One of the most important concepts to understand about any technology deployment is that no matter how brilliant it is, if the users don’t understand it or cannot see a relevance to it, you’re doomed.
Nowhere is this more apparent than with Unified Communications.
Some of you may be familiar with the KISS principal, ‘Keep It Simple Stupid!’ It is the guiding light for the successful deployment of technology. So keep it simple, make it relevant and above all solve a problem for the user.
In my humble opinion, the silver bullet for the entire UC experience is to make sure you adopt a single workflow when it comes to collaboration. If the user only needs to learn one workflow and the support team only need to support one process then you’re in with a chance of being successful.
The minute you give the end-user multiple options, bad things will happen!
The obvious place where this is exposed is the user’s email client.
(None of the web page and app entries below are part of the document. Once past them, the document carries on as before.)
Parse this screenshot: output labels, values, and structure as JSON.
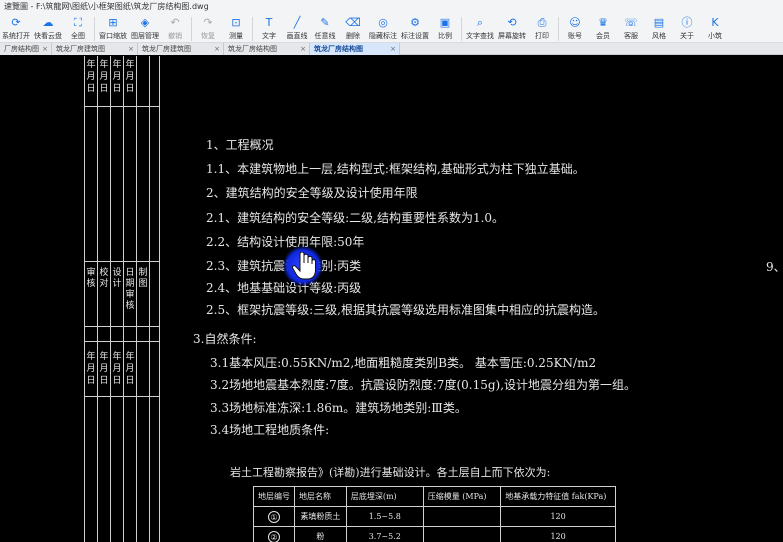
{
  "window": {
    "title": "速覽圖 - F:\\筑龍网\\图纸\\小框架图纸\\筑龙厂房结构图.dwg"
  },
  "toolbar": [
    {
      "label": "系统打开",
      "icon": "open-icon",
      "glyph": "⟳",
      "dim": false
    },
    {
      "label": "快看云盘",
      "icon": "cloud-icon",
      "glyph": "☁",
      "dim": false
    },
    {
      "label": "全图",
      "icon": "fit-view-icon",
      "glyph": "⛶",
      "dim": false
    },
    {
      "label": "窗口缩放",
      "icon": "window-zoom-icon",
      "glyph": "⊞",
      "dim": false
    },
    {
      "label": "图层管理",
      "icon": "layers-icon",
      "glyph": "◈",
      "dim": false
    },
    {
      "label": "撤销",
      "icon": "undo-icon",
      "glyph": "↶",
      "dim": true
    },
    {
      "label": "恢复",
      "icon": "redo-icon",
      "glyph": "↷",
      "dim": true
    },
    {
      "label": "测量",
      "icon": "measure-icon",
      "glyph": "⊡",
      "dim": false
    },
    {
      "label": "文字",
      "icon": "text-icon",
      "glyph": "T",
      "dim": false
    },
    {
      "label": "画直线",
      "icon": "line-icon",
      "glyph": "╱",
      "dim": false
    },
    {
      "label": "任意线",
      "icon": "freehand-icon",
      "glyph": "✎",
      "dim": false
    },
    {
      "label": "删除",
      "icon": "eraser-icon",
      "glyph": "⌫",
      "dim": false
    },
    {
      "label": "隐藏标注",
      "icon": "hide-annotation-icon",
      "glyph": "◎",
      "dim": false
    },
    {
      "label": "标注设置",
      "icon": "annotation-settings-icon",
      "glyph": "⚙",
      "dim": false
    },
    {
      "label": "比例",
      "icon": "scale-icon",
      "glyph": "▣",
      "dim": false
    },
    {
      "label": "文字查找",
      "icon": "text-search-icon",
      "glyph": "⌕",
      "dim": false
    },
    {
      "label": "屏幕旋转",
      "icon": "rotate-screen-icon",
      "glyph": "⟲",
      "dim": false
    },
    {
      "label": "打印",
      "icon": "print-icon",
      "glyph": "⎙",
      "dim": false
    },
    {
      "label": "账号",
      "icon": "account-icon",
      "glyph": "☺",
      "dim": false
    },
    {
      "label": "会员",
      "icon": "vip-icon",
      "glyph": "♛",
      "dim": false
    },
    {
      "label": "客服",
      "icon": "customer-service-icon",
      "glyph": "☏",
      "dim": false
    },
    {
      "label": "风格",
      "icon": "style-icon",
      "glyph": "▤",
      "dim": false
    },
    {
      "label": "关于",
      "icon": "about-icon",
      "glyph": "ⓘ",
      "dim": false
    },
    {
      "label": "小筑",
      "icon": "assistant-icon",
      "glyph": "K",
      "dim": false
    }
  ],
  "tabs": [
    {
      "label": "厂房结构图",
      "active": false
    },
    {
      "label": "筑龙厂房建筑图",
      "active": false
    },
    {
      "label": "筑龙厂房建筑图",
      "active": false
    },
    {
      "label": "筑龙厂房结构图",
      "active": false
    },
    {
      "label": "筑龙厂房结构图",
      "active": true
    }
  ],
  "tab_close": "×",
  "drawing": {
    "strip_chars": {
      "col1": [
        "年",
        "月",
        "日",
        "年",
        "月",
        "日"
      ],
      "col2": [
        "年",
        "月",
        "日",
        "年",
        "月",
        "日"
      ],
      "col3": [
        "年",
        "月",
        "日",
        "年",
        "月",
        "日"
      ],
      "col4": [
        "年",
        "月",
        "日",
        "年",
        "月",
        "日"
      ],
      "mid_col1": "审核",
      "mid_col2": "校对",
      "mid_col3": "设计",
      "mid_col4": "日期审核",
      "mid_col5": "制图"
    },
    "lines": [
      "1、工程概况",
      "1.1、本建筑物地上一层,结构型式:框架结构,基础形式为柱下独立基础。",
      "2、建筑结构的安全等级及设计使用年限",
      "2.1、建筑结构的安全等级:二级,结构重要性系数为1.0。",
      "2.2、结构设计使用年限:50年",
      "2.3、建筑抗震设防类别:丙类",
      "2.4、地基基础设计等级:丙级",
      "2.5、框架抗震等级:三级,根据其抗震等级选用标准图集中相应的抗震构造。",
      "3.自然条件:",
      "3.1基本风压:0.55KN/m2,地面粗糙度类别B类。    基本雪压:0.25KN/m2",
      "3.2场地地震基本烈度:7度。抗震设防烈度:7度(0.15g),设计地震分组为第一组。",
      "3.3场地标准冻深:1.86m。建筑场地类别:Ⅲ类。",
      "3.4场地工程地质条件:",
      "岩土工程勘察报告》(详勘)进行基础设计。各土层自上而下依次为:"
    ],
    "right_edge": "9、",
    "table": {
      "headers": [
        "地层编号",
        "地层名称",
        "层底埋深(m)",
        "压缩模量   (MPa)",
        "地基承载力特征值      fak(KPa)"
      ],
      "rows": [
        [
          "①",
          "素填粉质土",
          "1.5~5.8",
          "",
          "120"
        ],
        [
          "②",
          "粉",
          "3.7~5.2",
          "",
          "120"
        ]
      ]
    }
  }
}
The default position from almost all collaboration platform providers is that they have a plugin for it. This is a dedicated button that the user presses in their email client that opens a specific type of pre-populated invite template. Then the user simply enters the email addresses of the people (and devices) they want to meet with and hit send. The joining details are included in the main body of the invite so the recipient simply has to click-to-join the meeting.
Now this is all fabulously flexible and simple, but where it goes wrong is if the user has multiple plugin buttons to choose from because they have to use disparate silos of technology based upon how they want to collaborate. If the user has one option for phone, another for web collaboration and another for video support then you are onto a loser before you’ve even begun.
So, in practice, what this means is that regardless of what type of collaborative session the user wants to organise, they should always do the same thing in the same way.
Implement a single plug-in solution that does not require the user to concern themselves with how many people are attending, where participants are, what type of device they have, or whether they are a co-worker or a guest.
If they need to book a room, then that same solution should use digital panels outside each room to show its status and pre-program the visual communications system so that it already knows how to join the meeting at the push of a button (preferably green).
It takes skill, time and above all research into your user requirements to implement a successful UC strategy around a single workflow. However, the benefits can be significant – whichever way you want to measure them.
Feel free to get in touch if you think your organisation could benefit from a single user workflow.